Ok no problem, maybe I'll just find a place to camp for the night, because I am actually not a fan of riding at night especially in places I've never been. So I slow right down, my bike's exhaust thundering through the otherwise silent night air. There's an unmarked road to the right, and from what I can see by the moonlight, a massive area on each side of the road, with only a few cacti scattered throughout. Perfect.
I pull off and begin squinting in the infinite darkness through my sunglasses (clear glasses at night just make too much sense) to discover a decent spot to set up camp for the night. I pitch my tent, disconnect my bike battery (I've seen the movies, there could be bandits out here) and attempt to start a fire. Not that a fire was crucial, it was August and the desert nights don't get too chilly at all, but I mean what's a campsite without a fire? Now, I've never chopped pieces off a cactus with a knife but let me tell you; it's harder than it looks. What's even harder, is trying to get a cactus to burn. Eventually I got an embarrassingly weak fire going, thanks to a little help from my bike's gas tank.
Next, I take inventory. I've been rambling on for just over two weeks now and I've already collected far too many random items in my army surplus duffle bag. I didn't exactly plan to be camping this particular evening, so I wasn't as prepared as I would normally be. Nevertheless my current cache was as follows: 5 cans of rodeo cool Miller lite, 1 king can of warm Budweiser, about half a mickey of Evan Williams, 12 cigarettes, one half eaten jar of roasted peanuts and a bag of gas station beef jerky. Looks like I'm in for one wild night.
I settle into my desolate paradise, feet propped up, laying next to my bike and the pathetic cactus fire, staring up into the sky littered with millions of stars. Cruising through my snacks and beverages (I hadn't eaten since the morning in LA, breakfast with a beautiful exotic brunette I will no doubt write about soon) I have a small revelation; why on earth am I not writing this down? I'll explain this in a future post but I had a saying, almost a mantra that I tried to remember when moments like this happened. "Write it down, take a picture." That's it. (I found the origin of that saying in a story I wrote a few years ago and I'll eventually get around to posting it.)

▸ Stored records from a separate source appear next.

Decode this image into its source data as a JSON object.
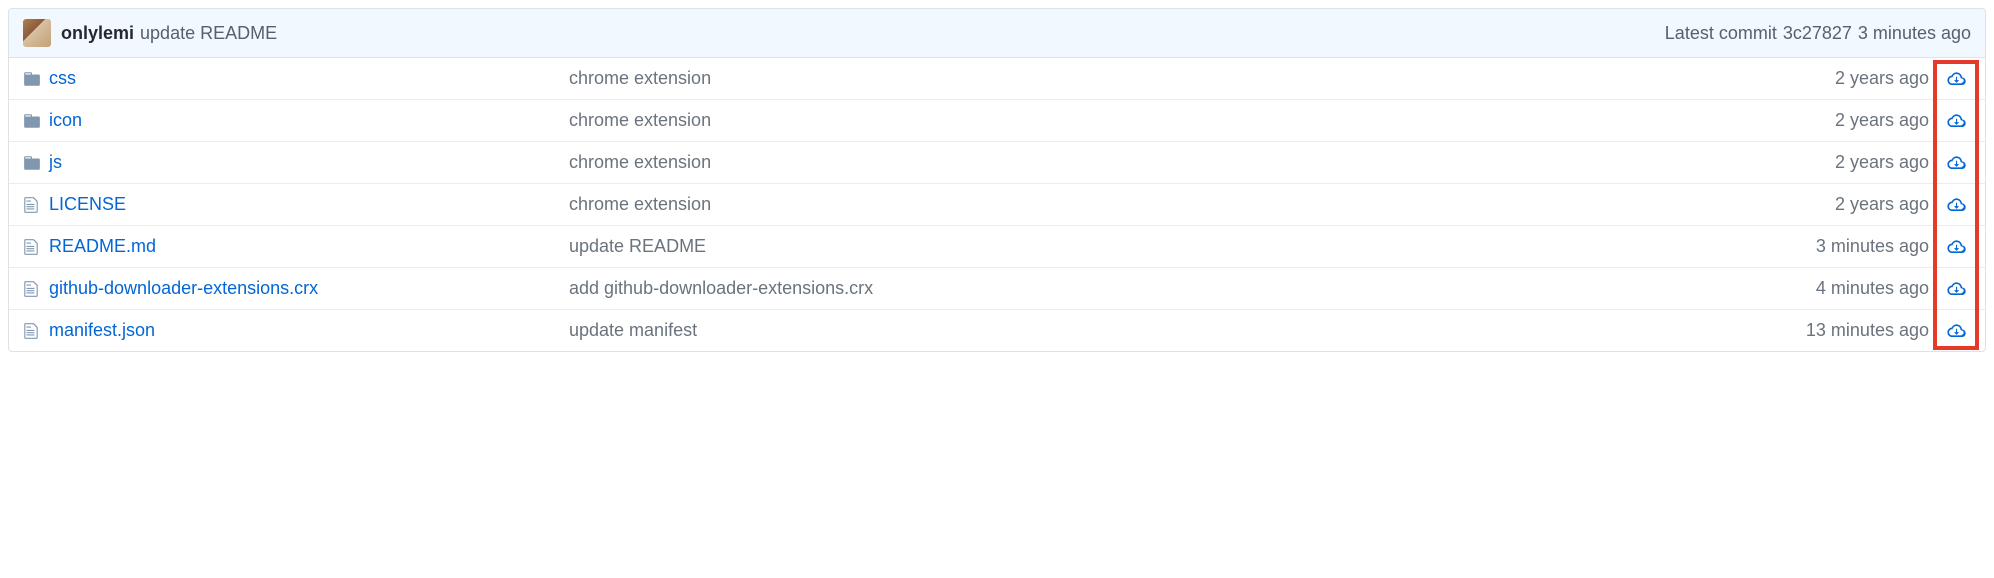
{
  "commit_tease": {
    "author": "onlylemi",
    "message": "update README",
    "latest_label": "Latest commit",
    "sha": "3c27827",
    "age": "3 minutes ago"
  },
  "files": [
    {
      "type": "folder",
      "name": "css",
      "message": "chrome extension",
      "age": "2 years ago"
    },
    {
      "type": "folder",
      "name": "icon",
      "message": "chrome extension",
      "age": "2 years ago"
    },
    {
      "type": "folder",
      "name": "js",
      "message": "chrome extension",
      "age": "2 years ago"
    },
    {
      "type": "file",
      "name": "LICENSE",
      "message": "chrome extension",
      "age": "2 years ago"
    },
    {
      "type": "file",
      "name": "README.md",
      "message": "update README",
      "age": "3 minutes ago"
    },
    {
      "type": "file",
      "name": "github-downloader-extensions.crx",
      "message": "add github-downloader-extensions.crx",
      "age": "4 minutes ago"
    },
    {
      "type": "file",
      "name": "manifest.json",
      "message": "update manifest",
      "age": "13 minutes ago"
    }
  ],
  "highlight": {
    "column": "download"
  }
}
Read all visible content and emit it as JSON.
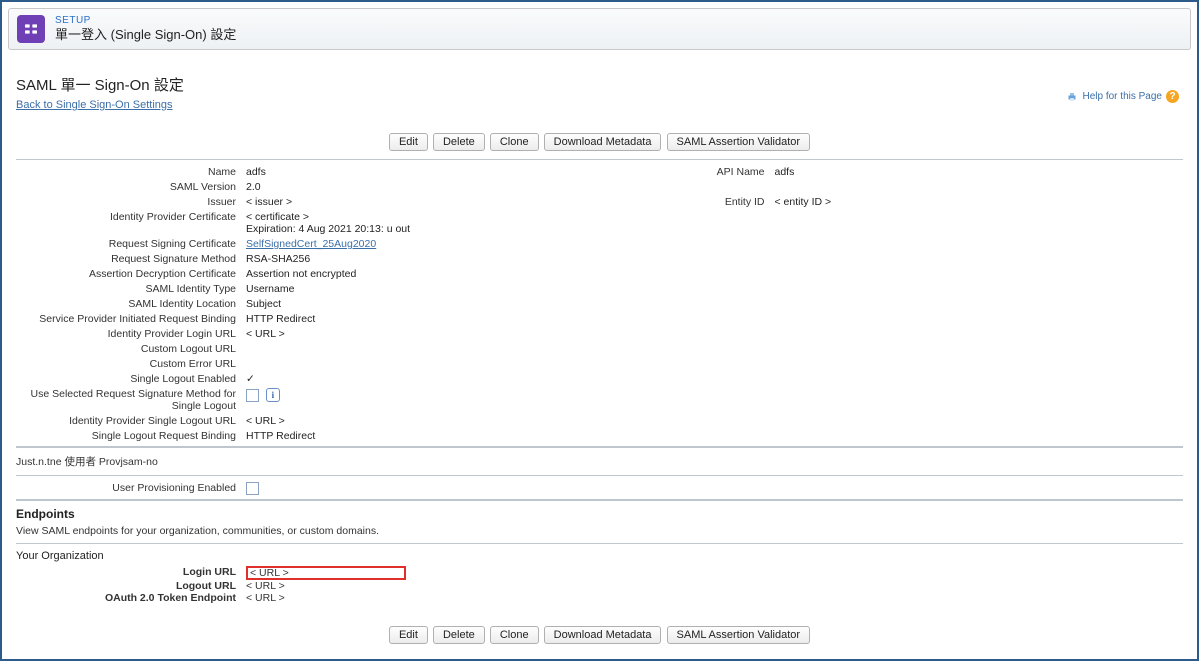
{
  "header": {
    "setup_label": "SETUP",
    "title": "單一登入 (Single Sign-On) 設定"
  },
  "page": {
    "title": "SAML 單一 Sign-On 設定",
    "back_link": "Back to Single Sign-On Settings",
    "help_link": "Help for this Page"
  },
  "buttons": {
    "edit": "Edit",
    "delete": "Delete",
    "clone": "Clone",
    "download_metadata": "Download Metadata",
    "saml_assertion_validator": "SAML Assertion Validator"
  },
  "fields": {
    "name": {
      "label": "Name",
      "value": "adfs"
    },
    "api_name": {
      "label": "API Name",
      "value": "adfs"
    },
    "saml_version": {
      "label": "SAML Version",
      "value": "2.0"
    },
    "issuer": {
      "label": "Issuer",
      "value": "< issuer >"
    },
    "entity_id": {
      "label": "Entity ID",
      "value": "< entity ID >"
    },
    "idp_cert": {
      "label": "Identity Provider Certificate",
      "value": "< certificate >",
      "exp": "Expiration: 4 Aug 2021 20:13: u out"
    },
    "req_sign_cert": {
      "label": "Request Signing Certificate",
      "value": "SelfSignedCert_25Aug2020"
    },
    "req_sig_method": {
      "label": "Request Signature Method",
      "value": "RSA-SHA256"
    },
    "assert_decrypt_cert": {
      "label": "Assertion Decryption Certificate",
      "value": "Assertion not encrypted"
    },
    "saml_id_type": {
      "label": "SAML Identity Type",
      "value": "Username"
    },
    "saml_id_loc": {
      "label": "SAML Identity Location",
      "value": "Subject"
    },
    "sp_binding": {
      "label": "Service Provider Initiated Request Binding",
      "value": "HTTP Redirect"
    },
    "idp_login_url": {
      "label": "Identity Provider Login URL",
      "value": "< URL >"
    },
    "custom_logout_url": {
      "label": "Custom Logout URL",
      "value": ""
    },
    "custom_error_url": {
      "label": "Custom Error URL",
      "value": ""
    },
    "single_logout_enabled": {
      "label": "Single Logout Enabled",
      "value": "✓"
    },
    "use_selected_sig": {
      "label": "Use Selected Request Signature Method for Single Logout"
    },
    "idp_slo_url": {
      "label": "Identity Provider Single Logout URL",
      "value": "< URL >"
    },
    "slo_binding": {
      "label": "Single Logout Request Binding",
      "value": "HTTP Redirect"
    }
  },
  "provisioning": {
    "section": "Just.n.tne 使用者 Provjsam-no",
    "enabled_label": "User Provisioning Enabled"
  },
  "endpoints": {
    "heading": "Endpoints",
    "desc": "View SAML endpoints for your organization, communities, or custom domains.",
    "org_heading": "Your Organization",
    "login_url": {
      "label": "Login URL",
      "value": "< URL >"
    },
    "logout_url": {
      "label": "Logout URL",
      "value": "< URL >"
    },
    "oauth_endpoint": {
      "label": "OAuth 2.0 Token Endpoint",
      "value": "< URL >"
    }
  }
}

So, I had brought a small notebook with me on this trip with the intent of writing everyday and up until this point, hadn't written a damn word. I felt I had writers block before I even tried writing anything. Some may know this feeling and how discouraging it actually is. Then it hit me. I had somehow organized words out of thin air that interested me and as they gained momentum and continued on in my mind I frantically jumped up and opened my bag. I rummaged through the depths of the duffle bag in the dark, feeling around for this notebook and eventually just dumped out the entire thing fireside, my phone was dead and of course I didn't have a flashlight to aid in my midnight search. I find the notebook thanks to my fingers landing on and recognizing my belongings like a blind man reads Braille. I have a silent moment of victory, holding the notebook to the heavens, for all the desert critters to behold. I then get up as close to the fire as I can and begin furiously scribbling away, trying to recall my original thought. This, was the first thing I ever wrote:
"The feeling of yearning. Sunset.When will I feel satisfied? This hunger is so deep and large, it's out of control at moments like this. I have an insatiable urge to be somewhere else. The thought of being completely alone in some place I've never been gives me an instant panicked sense of excitement."
And that was it. I didn't know what more to write down but just that. So I felt mildy accomplished and content by finally writing something and lit up my last cigarette, cracked another warm beer, and stared lazily into the mesmerizing flicker of the fire until it died out. I had the words of my all time favourite writer reverberating in my mind;
"There was nowhere to go but everywhere, so just keep on rolling under the stars."